Godzilla evolves; Tokyo crumbles.

Make a plan and follow through

The second half of the movie, though, stacks almost all its chips on the "politics and planning" side of the felt, where the Godzilla special team and its ambitious young leader Rando Yaguchi (Hiroki Hasegawa) race against time to figure out how to disable Godzilla before a joint UN strike force decides to drop the literal and figurative bomb. In theory the concept is a good one: Show teamwork, problem-solving, and the tiresome, thankless task of governance as being the real heroes of the day, instead of mindless violence, daring-do, or superhero-dom.

Whether or not it works in practice is another story. For me, it worked in bits and pieces rather than in the whole. I liked how Osugi's Prime Minister character goes from nattering about his public image to making a truly grave decision about his future, and I liked how his replacement, a former agricultural minister, realizes by degrees how totally unsuited he is to the job of making the kinds of life-changing decisions required of him now. But they are only individual elements; they are adrift in a swirling congee of scenes that play too much like a cutesy government-propaganda movie for comfort.

Much of how Anno tries to keep this from becoming static is through the pacing, editing, and cinematography. Every heel-and-toe walk from press conference room to cabinet session is cut together in triple time; calls from other ministers, discussions with scientists, and people-on-the-street reaction shots are machine-gunned out at the viewer. But even that starts having limited payoff after a while, and it ends up only contributing all the more to the movie feeling overstuffed and compulsively busy instead of genuinely absorbing.
© 2016 Toho Co., Ltd.
Searching for a solution that doesn't involve bigger guns or bombs.

Building a less imperfect beast

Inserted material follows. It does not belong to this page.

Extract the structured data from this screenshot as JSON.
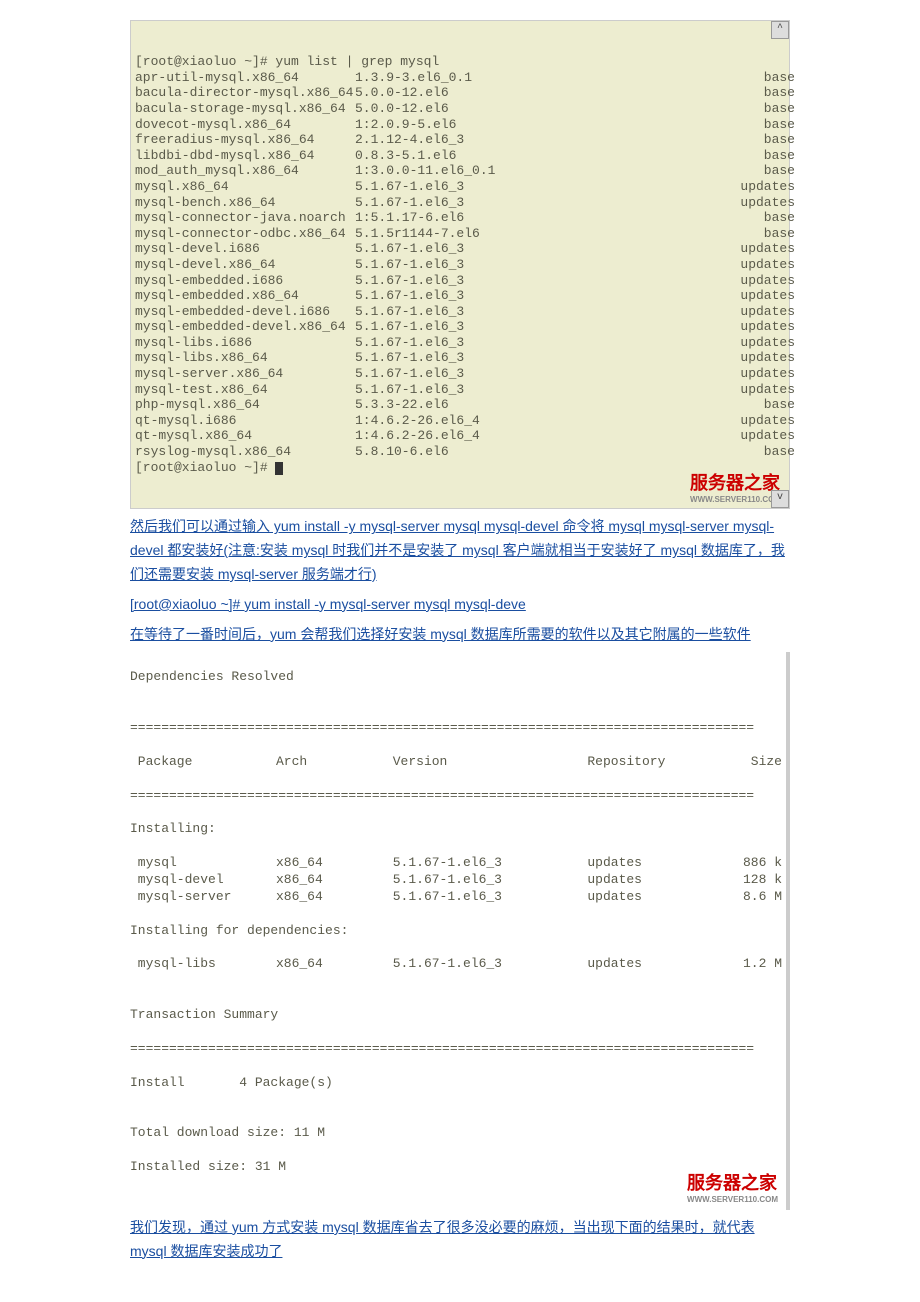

One thing I can't complain about, and I suspect few others will, either, is how Shin Gojira more than lives up to the name when the Big G himself is onscreen. It's a mix of homage and upgrade: Godzilla and his surroundings are now forensically precise CGI rather than a guy in a suit on a model set, but the original old-school crush-crumble-and-scream sound effects have been preserved. Ditto Akira Ifukube's iconic score, something the U.S. Godzilla was also wise enough to preserve (if only over the closing credits). And when Godzilla cuts loose with his powers, it looks like they used Noriyoshi Ōrai's iconic Godzilla poster art as the storyboard.

There's little question Godzilla, like Star Trek, has needed fresh blood for some time. My favorite prior attempt at rejuvenating the franchise (by slamming the door on it, as it turned out), was Ryuhei (Versus) Kitamura's utterly berserk Godzilla: Final Wars. I wanted to see more of that kind of totally uninhibited fun, the sort of thing you'd get from the likes of Takashi Miike, or Sion Sono, or Kitamura himself. The one thing you can't say about Shin Gojira is that it's the same-old, same-old, but what Anno has brought in its stead feels like a step sideways rather than a step forward.

I need to admit that much of my difficulty with the movie stems from it being a deliberately pungent pairing of franchise and approach. Call the movie boring, and you risk ignoring things about it that are actually timely and relevant, and not just for Japanese audiences. But most people, I suspect, don't watch Godzilla movies to get a heavy dose of bureaucratic intransigence. Then again, we didn't watch mecha anime to get a heavy dose of teenage angst and cosmic nihilism before Hideaki Anno came along either. He changed things there, although it's up for grabs whether it changed for the better. The same applies here.
© 2016 Toho Co., Ltd.
A desperate plan for an extreme circumstance.
Note: The products mentioned here were purchased by the reviewer with personal funds, or watched using the reviewer's personal streaming account. No compensation was provided by the creators or publishers for the sake of this review.

About the Author

Serdar Yegulalp (@GanrikiDotOrg) is Editor-in-Chief of He has written about anime professionally as the Anime Guide for, and as a contributor to Advanced Media Network, but has also been exploring the subject on his own since 1998.